:: Requirement ::
Output every record verbatim, and omit each picture.

Extracted data entries
========

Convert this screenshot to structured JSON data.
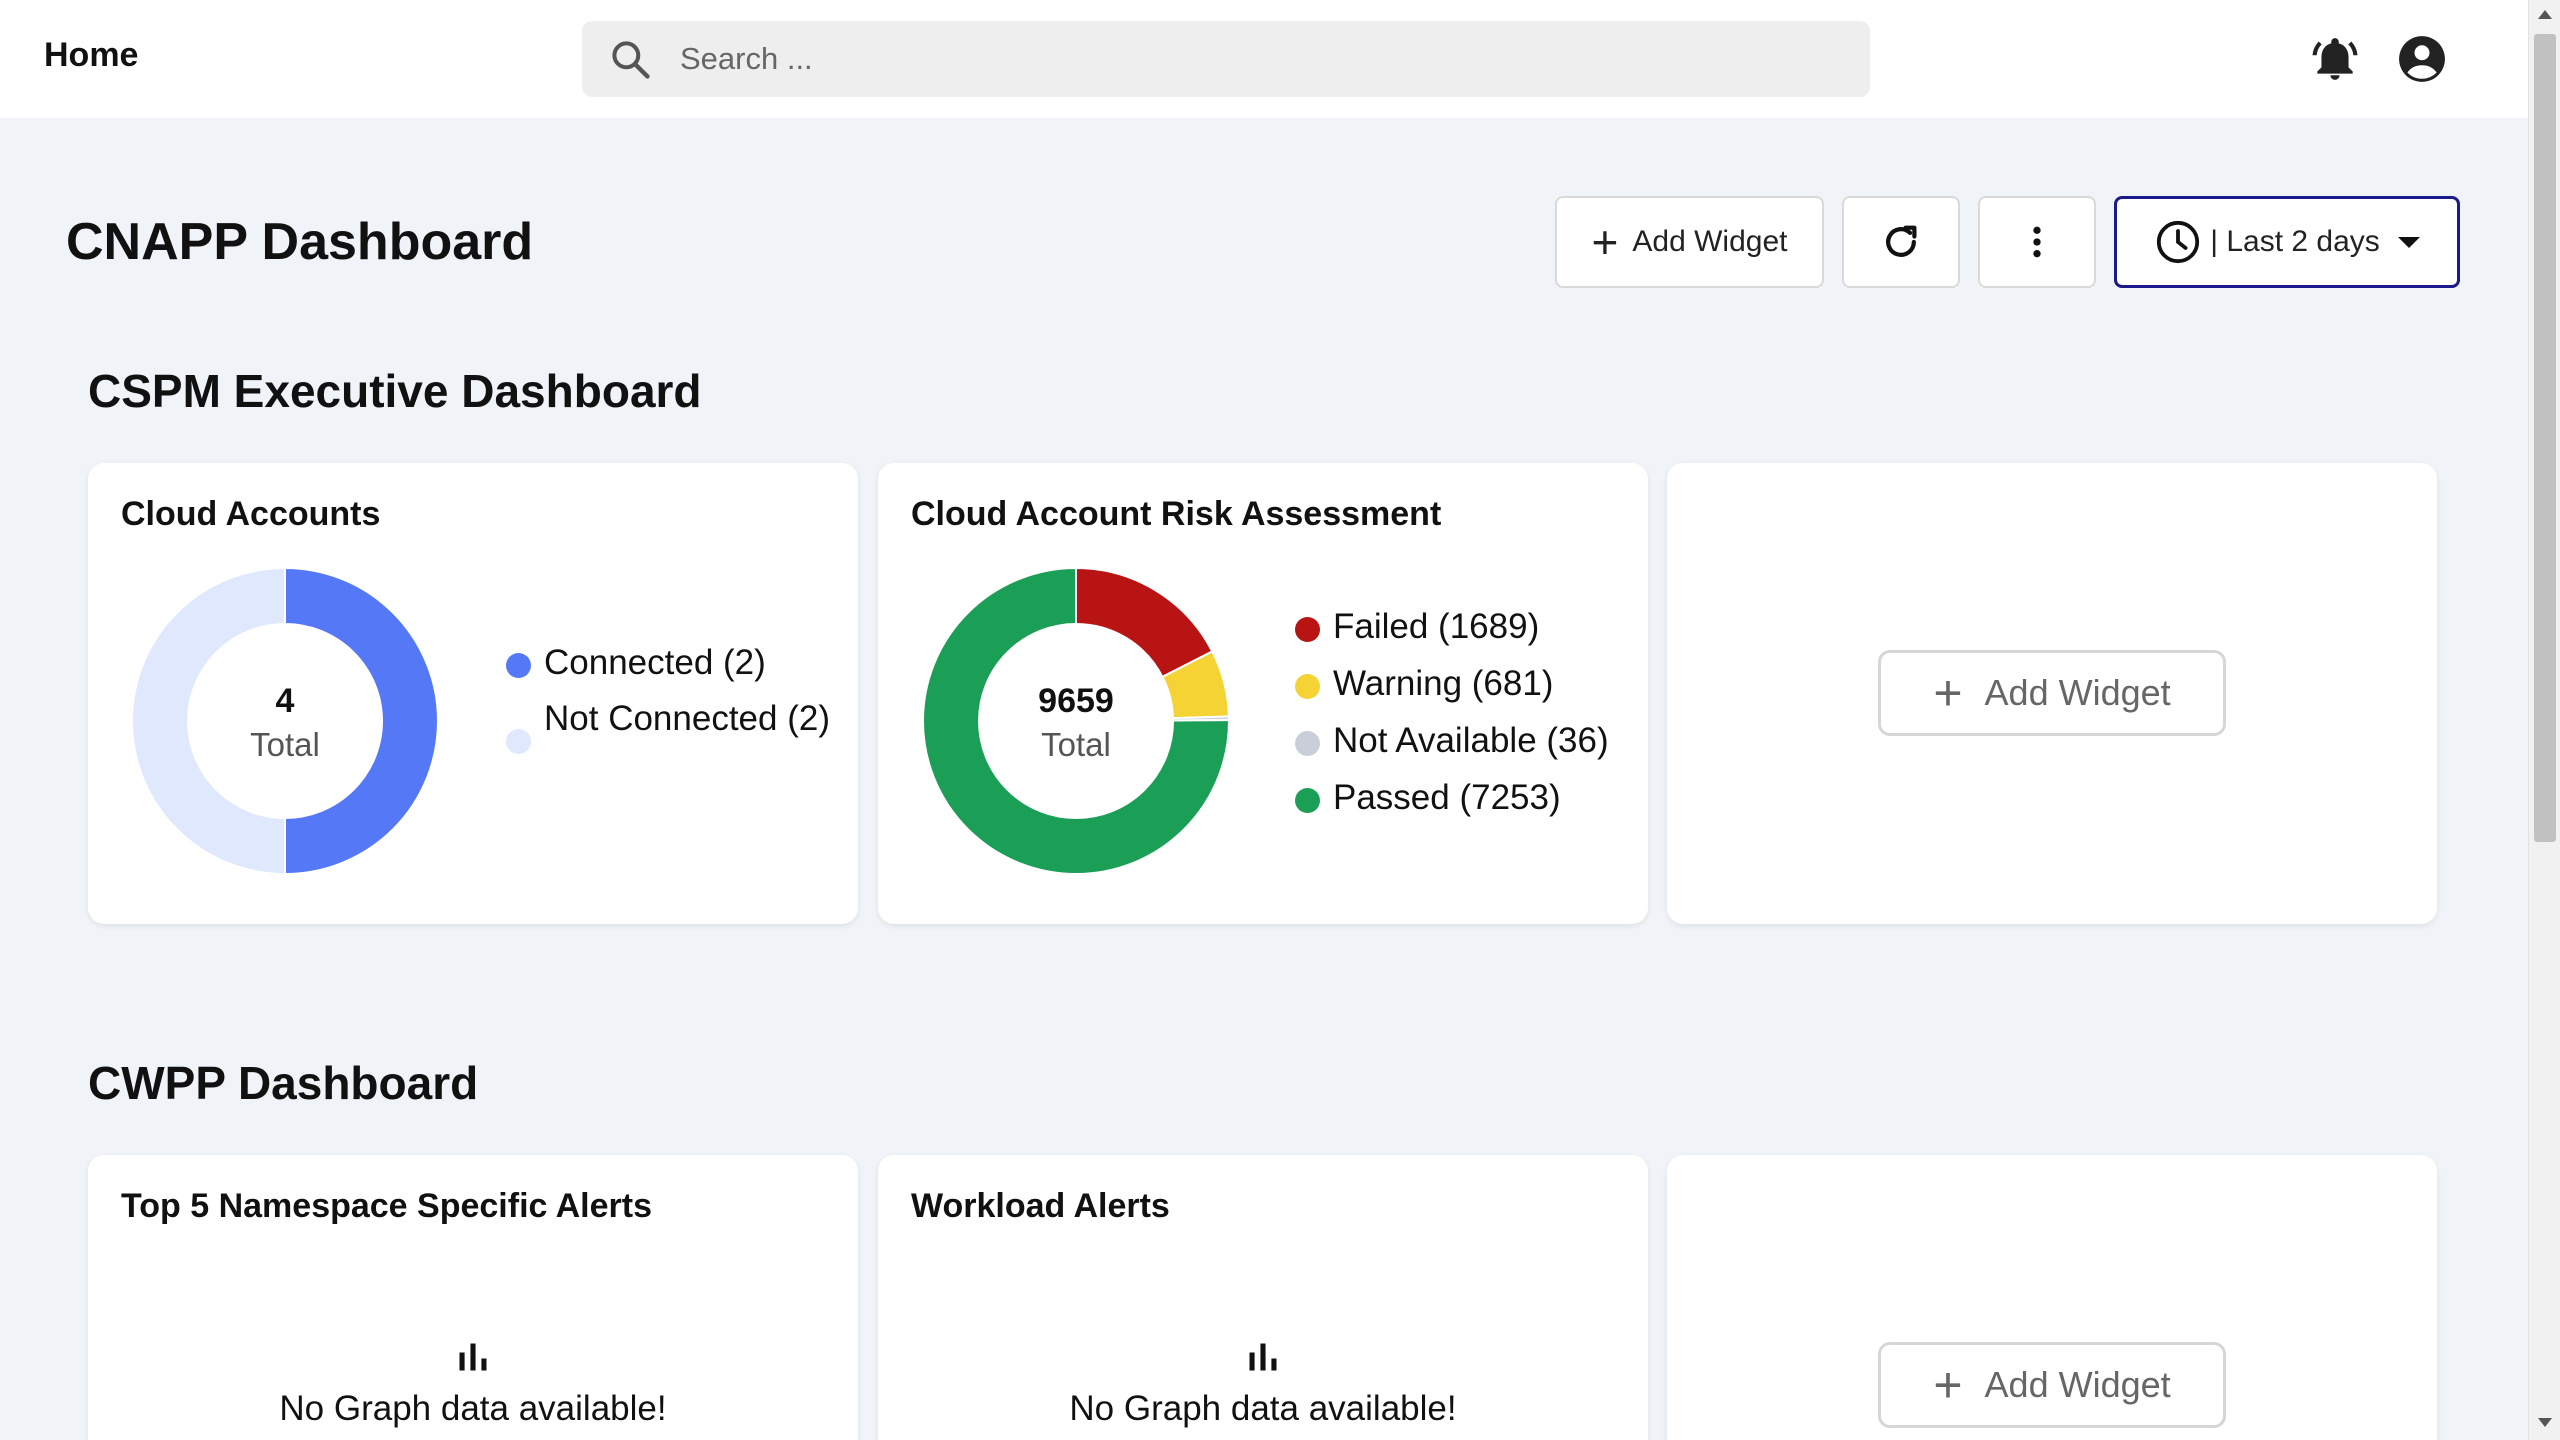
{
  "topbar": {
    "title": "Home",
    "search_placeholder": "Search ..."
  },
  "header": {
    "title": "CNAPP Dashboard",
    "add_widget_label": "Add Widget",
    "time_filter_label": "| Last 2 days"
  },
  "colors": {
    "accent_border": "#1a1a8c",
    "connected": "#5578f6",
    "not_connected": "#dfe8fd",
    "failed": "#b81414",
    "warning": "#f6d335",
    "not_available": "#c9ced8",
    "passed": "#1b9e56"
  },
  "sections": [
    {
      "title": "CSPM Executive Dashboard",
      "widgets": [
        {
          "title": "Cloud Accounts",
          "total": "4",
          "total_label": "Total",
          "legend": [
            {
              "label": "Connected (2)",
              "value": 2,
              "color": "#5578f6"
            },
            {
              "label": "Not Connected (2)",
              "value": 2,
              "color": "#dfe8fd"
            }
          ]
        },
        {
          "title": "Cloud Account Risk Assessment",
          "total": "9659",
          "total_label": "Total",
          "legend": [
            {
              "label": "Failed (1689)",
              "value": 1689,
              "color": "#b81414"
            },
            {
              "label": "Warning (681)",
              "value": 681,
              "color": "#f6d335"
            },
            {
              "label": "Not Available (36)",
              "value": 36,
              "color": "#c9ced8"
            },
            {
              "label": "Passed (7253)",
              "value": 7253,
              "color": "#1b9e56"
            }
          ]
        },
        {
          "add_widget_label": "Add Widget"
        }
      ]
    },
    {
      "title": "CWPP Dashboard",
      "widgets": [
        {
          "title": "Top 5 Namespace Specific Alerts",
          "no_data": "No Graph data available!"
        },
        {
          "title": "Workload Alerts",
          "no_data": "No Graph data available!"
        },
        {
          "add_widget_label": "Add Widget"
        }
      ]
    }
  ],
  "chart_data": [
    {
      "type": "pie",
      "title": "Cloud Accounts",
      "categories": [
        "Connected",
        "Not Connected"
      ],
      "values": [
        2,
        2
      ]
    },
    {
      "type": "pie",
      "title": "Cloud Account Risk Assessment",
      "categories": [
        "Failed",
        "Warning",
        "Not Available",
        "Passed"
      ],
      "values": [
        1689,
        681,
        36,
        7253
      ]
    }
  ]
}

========

:: Reply ::
Convert this screenshot to structured JSON data.
{
  "topbar": {
    "title": "Home",
    "search_placeholder": "Search ..."
  },
  "header": {
    "title": "CNAPP Dashboard",
    "add_widget_label": "Add Widget",
    "time_filter_label": "| Last 2 days"
  },
  "colors": {
    "accent_border": "#1a1a8c",
    "connected": "#5578f6",
    "not_connected": "#dfe8fd",
    "failed": "#b81414",
    "warning": "#f6d335",
    "not_available": "#c9ced8",
    "passed": "#1b9e56"
  },
  "sections": [
    {
      "title": "CSPM Executive Dashboard",
      "widgets": [
        {
          "title": "Cloud Accounts",
          "total": "4",
          "total_label": "Total",
          "legend": [
            {
              "label": "Connected (2)",
              "value": 2,
              "color": "#5578f6"
            },
            {
              "label": "Not Connected (2)",
              "value": 2,
              "color": "#dfe8fd"
            }
          ]
        },
        {
          "title": "Cloud Account Risk Assessment",
          "total": "9659",
          "total_label": "Total",
          "legend": [
            {
              "label": "Failed (1689)",
              "value": 1689,
              "color": "#b81414"
            },
            {
              "label": "Warning (681)",
              "value": 681,
              "color": "#f6d335"
            },
            {
              "label": "Not Available (36)",
              "value": 36,
              "color": "#c9ced8"
            },
            {
              "label": "Passed (7253)",
              "value": 7253,
              "color": "#1b9e56"
            }
          ]
        },
        {
          "add_widget_label": "Add Widget"
        }
      ]
    },
    {
      "title": "CWPP Dashboard",
      "widgets": [
        {
          "title": "Top 5 Namespace Specific Alerts",
          "no_data": "No Graph data available!"
        },
        {
          "title": "Workload Alerts",
          "no_data": "No Graph data available!"
        },
        {
          "add_widget_label": "Add Widget"
        }
      ]
    }
  ],
  "chart_data": [
    {
      "type": "pie",
      "title": "Cloud Accounts",
      "categories": [
        "Connected",
        "Not Connected"
      ],
      "values": [
        2,
        2
      ]
    },
    {
      "type": "pie",
      "title": "Cloud Account Risk Assessment",
      "categories": [
        "Failed",
        "Warning",
        "Not Available",
        "Passed"
      ],
      "values": [
        1689,
        681,
        36,
        7253
      ]
    }
  ]
}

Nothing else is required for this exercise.